LOS ANGELES — The first public-private partnership project under a program championed by California Gov. Arnold Schwarzenegger recently cleared a major procedural hurdle, though questions remain over whether the Presidio Parkway project is the right way to use P3s.
Last Thursday, the California Transportation Commission approved a P3 project designed to reconstruct one of the major approaches to the Golden Gate Bridge.
But the CTC, an autonomous board that programs and allocates state transportation funds, approved the project on a narrow 6-to-5 vote that overturned its staff’s recommendation to reject it.
The key sticking point was the project’s use of availability payments over 30 years as its key financing tool for the Presidio Parkway project, which will not be tolled.
With availability payments, the private concessionaire receives periodic payments over time as long as the facility is open to traffic and maintained to a standard specified in the contract. There is no toll or traffic risk for the concessionaire.
By committing future state highway funds, the Presidio Parkway project financing plan simply reduces the resources available for other projects, the CTC staff report said.
“Approval of this project by the commission would effectively establish and endorse a means of committing state transportation funds to capital projects that bypasses state programming procedures designed to ensure statewide funding accountability and equity,” the report said.
The discussion continued here Tuesday, when the state’s Public Infrastructure Advisory Commission held a morning meeting followed by an industry forum designed to encourage development of the other projects in the state’s P3 pipeline.
The Presidio Parkway project would be the first project financed under legislation approved by state lawmakers in 2009, with the governor’s strong support, to facilitate greater use of P3 financing.
The CTC staff report noted that three different legal opinions had been prepared to ask if the Presidio Parkway’s availability payment plan is legal — the state’s Legislative Counsel and the CTC’s attorneys said no, while the Transportation Department’s attorneys said yes.

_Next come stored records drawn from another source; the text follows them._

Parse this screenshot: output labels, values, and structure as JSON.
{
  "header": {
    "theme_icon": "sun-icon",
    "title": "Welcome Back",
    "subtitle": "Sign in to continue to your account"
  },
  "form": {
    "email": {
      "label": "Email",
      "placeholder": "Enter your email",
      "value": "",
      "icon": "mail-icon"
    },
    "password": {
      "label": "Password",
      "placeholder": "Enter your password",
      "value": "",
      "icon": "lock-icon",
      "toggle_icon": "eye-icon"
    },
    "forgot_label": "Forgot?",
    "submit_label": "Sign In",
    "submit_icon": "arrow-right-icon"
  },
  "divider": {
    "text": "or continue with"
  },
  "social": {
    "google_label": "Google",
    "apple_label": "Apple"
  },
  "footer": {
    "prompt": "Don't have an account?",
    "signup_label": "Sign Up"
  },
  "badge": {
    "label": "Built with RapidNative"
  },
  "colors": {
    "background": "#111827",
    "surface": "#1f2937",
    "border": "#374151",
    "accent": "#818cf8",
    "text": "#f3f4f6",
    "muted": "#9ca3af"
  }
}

“I’m a little bit concerned about the potential for litigation,” said PIAC member John Hummer. “It seems to me that there’s an interpretation that this should be a toll road and that therefore the availability payments on this are not sufficient or not legal.”
Jose Luis Moscovich, executive director of the San Francisco County Transportation Agency, replied that the state’s P3 legislation was never meant to mean toll roads only.
The point of using the P3 procurement on Presidio Parkway is to off-load the risk of cost overruns and ensure there is proper maintenance of the new facility over time, Moscovich said.
The new 1.5-mile parkway will replace Doyle Drive, a mostly elevated roadway that dates to the 1937 opening of the Golden Gate Bridge.
The state is planning to award the “design-build-finance-operate-maintain” contract by the end of the summer, according to Kome Ajise, Caltran’s P3 program manager. “We are teed up now with commission approval to begin procurement,” he said.
Guidelines for the procurement call for the developer to be paid a $173.4 million milestone payment at the end of construction, with availability payments estimated by Caltrans to be between $1.13 billion and $1.38 billion in year-of-expenditure dollars over 30 years.
Legal merits aside, policy questions about the use of availability payments remain.
“One thing this commission can contribute is the broader question of how availability payments transactions fit into our broader program,” said Dale Bonner, secretary of the state’s Business, Transportation and Housing Agency.
Bonner is the Schwarzenegger administration’s point man for P3s, a role in evidence Tuesday afternoon at PIAC’s Public Infrastructure Financing Forum, which drew a mix of potential public and private partners.
“We brought together in the room what he hope will be many of your future customers,” Bonner said.
He tried to steer discussions to a framework of what can be done to encourage private investment.
Some of the private-sector participants said that people’s mindsets need to change — that the private sector needs to be engaged early in project development, rather than coming in toward the end of the process and then looking for money.
“Allow us to come into the room at an early stage and I don’t think you’ll be disappointed,” said Peter Luchetti, managing partner at Table Rock Capital.
“There is a market there to finance these projects,” said Carlos Ugarte, head of U.S. business development for Cintra.
The public, and the public sector, often misunderstand the goals of potential private partners, Ugarte said, adding that Cintra is not in it for a quick buck.
“We are here on 50-, 75-, and 99-year contracts in which we are not going to see returns for 25 years,” he said. “This is a marriage without a divorce court.”
The well-publicized bankruptcy this year of California’s only existing P3 highway, the Macquarie Group’s State Route 125 toll road in San Diego County, is actually a positive example of risk transfer, according to panelist Richard Little, a PIAC member and director of the Keston Institute for Public Finance and Infrastructure Policy at the University of Southern California.
“The people who are taking it in the shorts are the private sector. The public sector still has a road,” Little said.
“That’s a classic example,” Bonner said. “It’s a great facility that would still be on the drawing board today if it wasn’t financed the way it was.”